**WHAT THE EXERCISE ASKS:** Copy every line from the records below that holds the word "title".

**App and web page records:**
══════════
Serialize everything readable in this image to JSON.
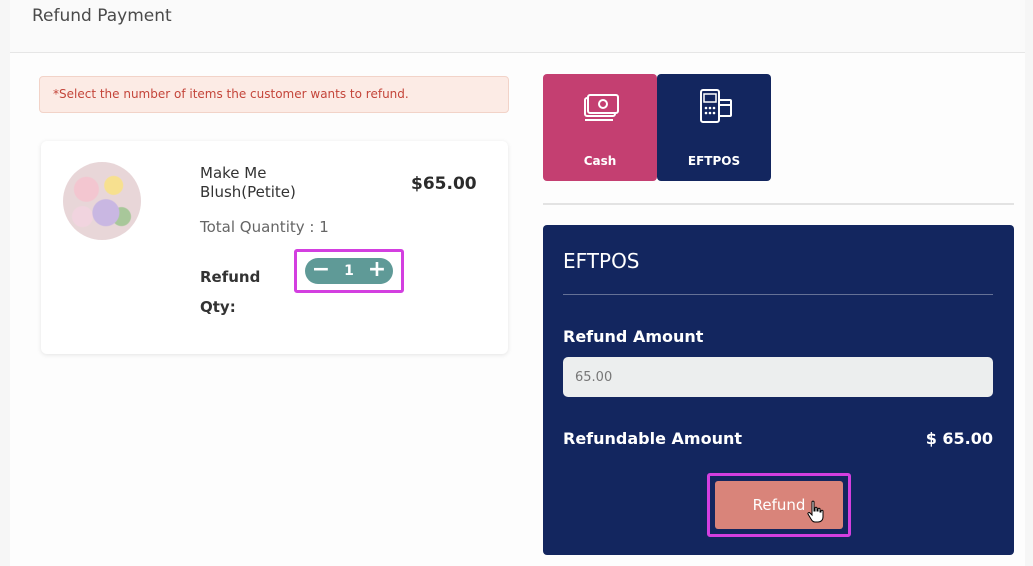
{
  "header": {
    "title": "Refund Payment"
  },
  "notice": {
    "text": "*Select the number of items the customer wants to refund."
  },
  "product": {
    "image_icon": "flower-bouquet-image",
    "name": "Make Me Blush(Petite)",
    "price": "$65.00",
    "total_quantity": "Total Quantity : 1",
    "refund_qty_label": "Refund Qty:",
    "refund_qty_value": "1",
    "minus_symbol": "−",
    "plus_symbol": "+"
  },
  "payment_methods": [
    {
      "label": "Cash",
      "icon": "cash-icon",
      "color": "#c43f71"
    },
    {
      "label": "EFTPOS",
      "icon": "eftpos-terminal-icon",
      "color": "#13265f"
    }
  ],
  "panel": {
    "title": "EFTPOS",
    "refund_amount_label": "Refund Amount",
    "refund_amount_value": "65.00",
    "refundable_label": "Refundable Amount",
    "refundable_value": "$ 65.00",
    "refund_button_label": "Refund"
  },
  "colors": {
    "highlight": "#d33fe0",
    "panel_bg": "#13265f",
    "refund_button": "#d9847a",
    "stepper": "#5f9a97"
  }
}
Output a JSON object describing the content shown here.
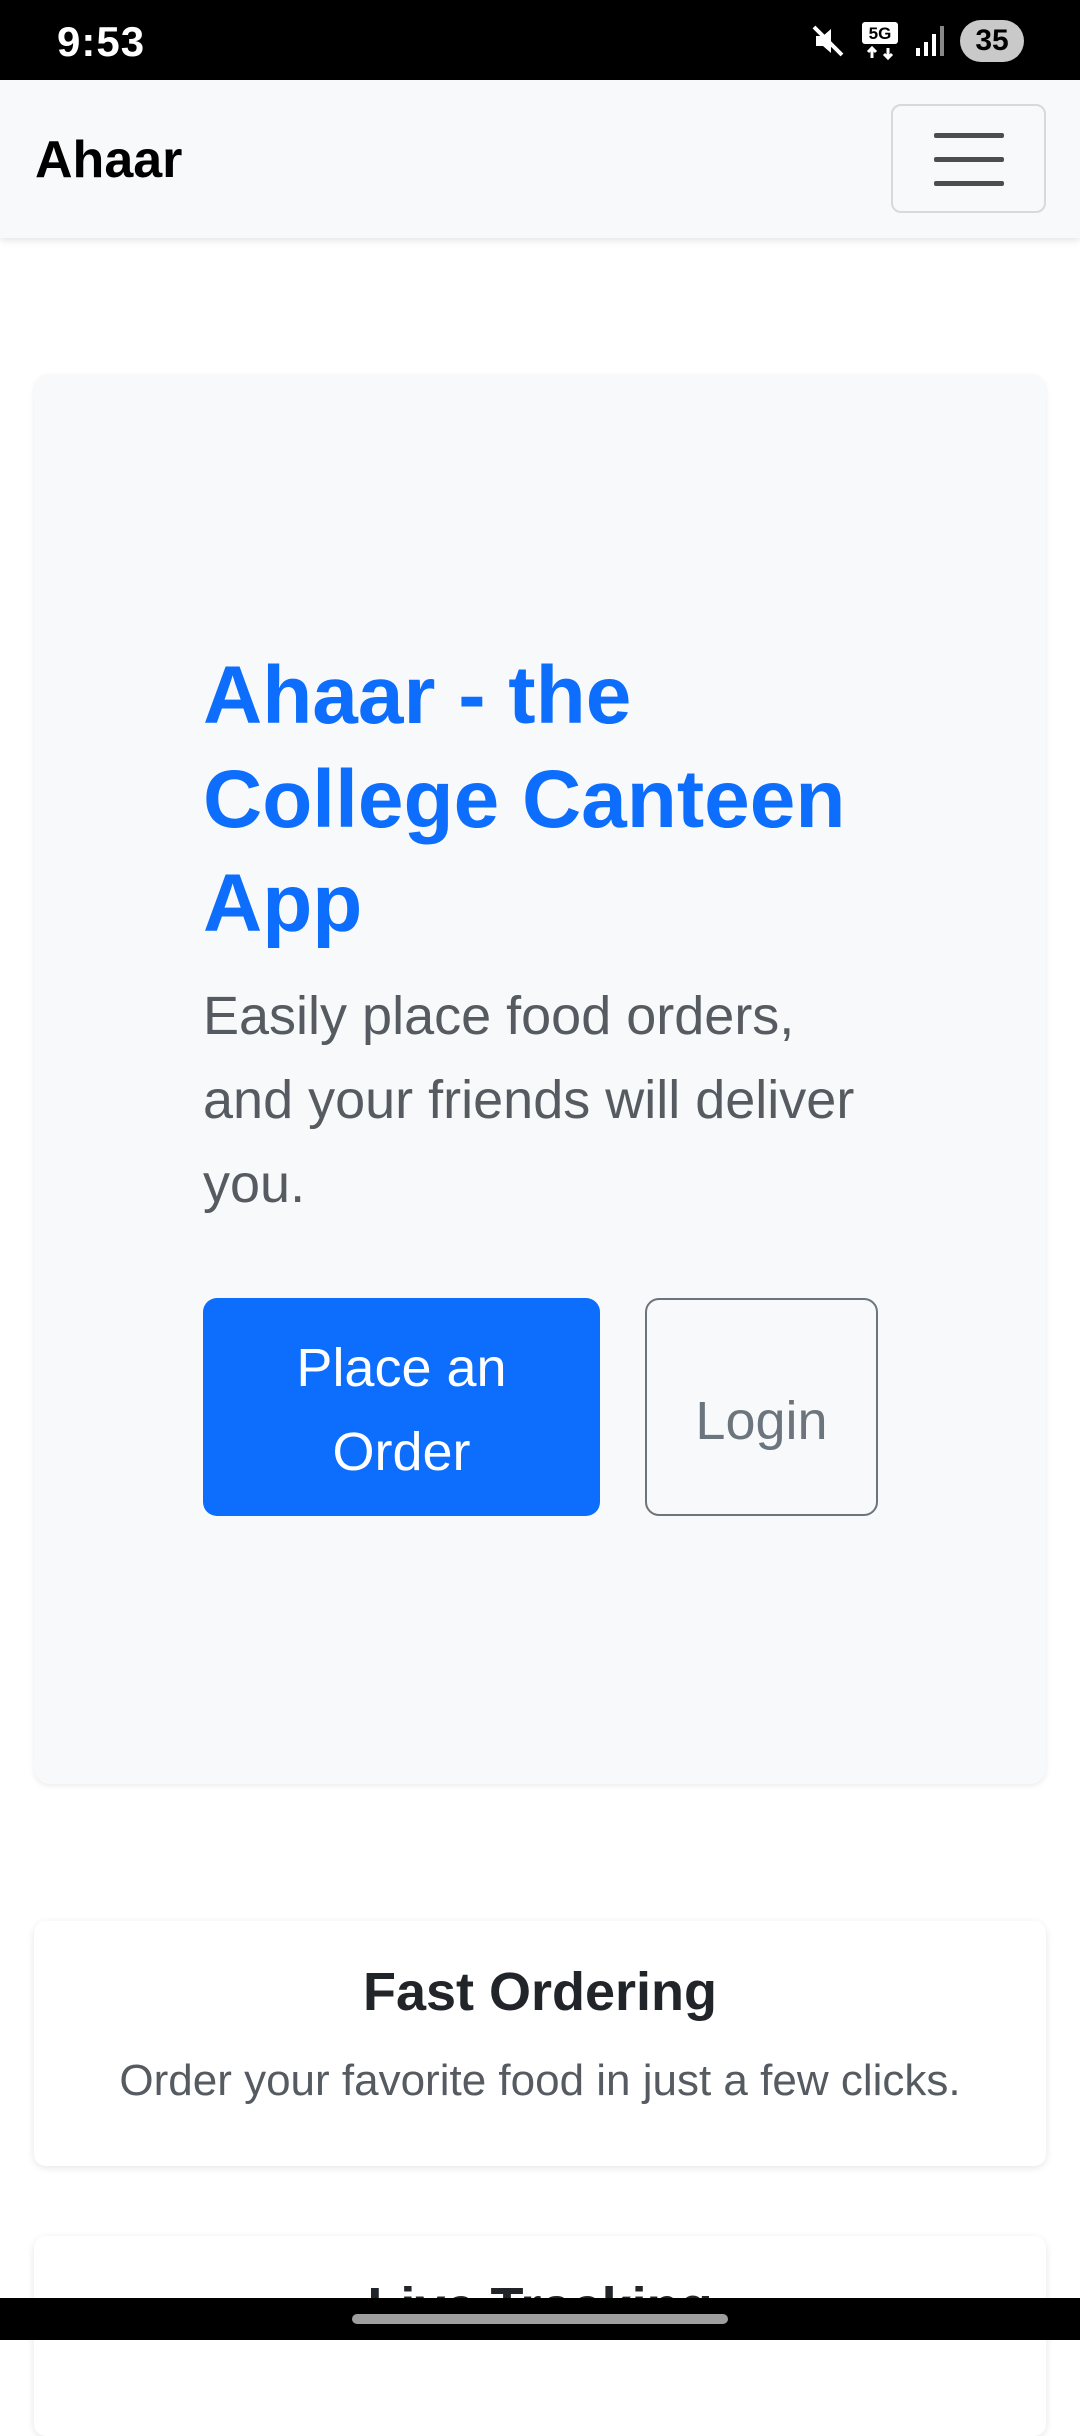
{
  "status_bar": {
    "time": "9:53",
    "battery": "35",
    "network_label": "5G",
    "icons": [
      "mute-icon",
      "network-5g-icon",
      "signal-icon",
      "battery-icon"
    ]
  },
  "navbar": {
    "brand": "Ahaar",
    "menu_icon": "hamburger-menu-icon"
  },
  "hero": {
    "title": "Ahaar - the College Canteen App",
    "lead": "Easily place food orders, and your friends will deliver you.",
    "primary_button": "Place an Order",
    "secondary_button": "Login"
  },
  "features": [
    {
      "title": "Fast Ordering",
      "text": "Order your favorite food in just a few clicks."
    },
    {
      "title": "Live Tracking"
    }
  ],
  "colors": {
    "primary": "#0d6efd",
    "navbar_bg": "#f8f9fa",
    "hero_bg": "#f8f9fa",
    "secondary": "#6c757d"
  }
}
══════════
**TASK OUTPUT:**
    "title": "Refund Payment"
    "title": "EFTPOS",
    "title": "Ahaar - the College Canteen App",
      "title": "Fast Ordering",
      "title": "Live Tracking"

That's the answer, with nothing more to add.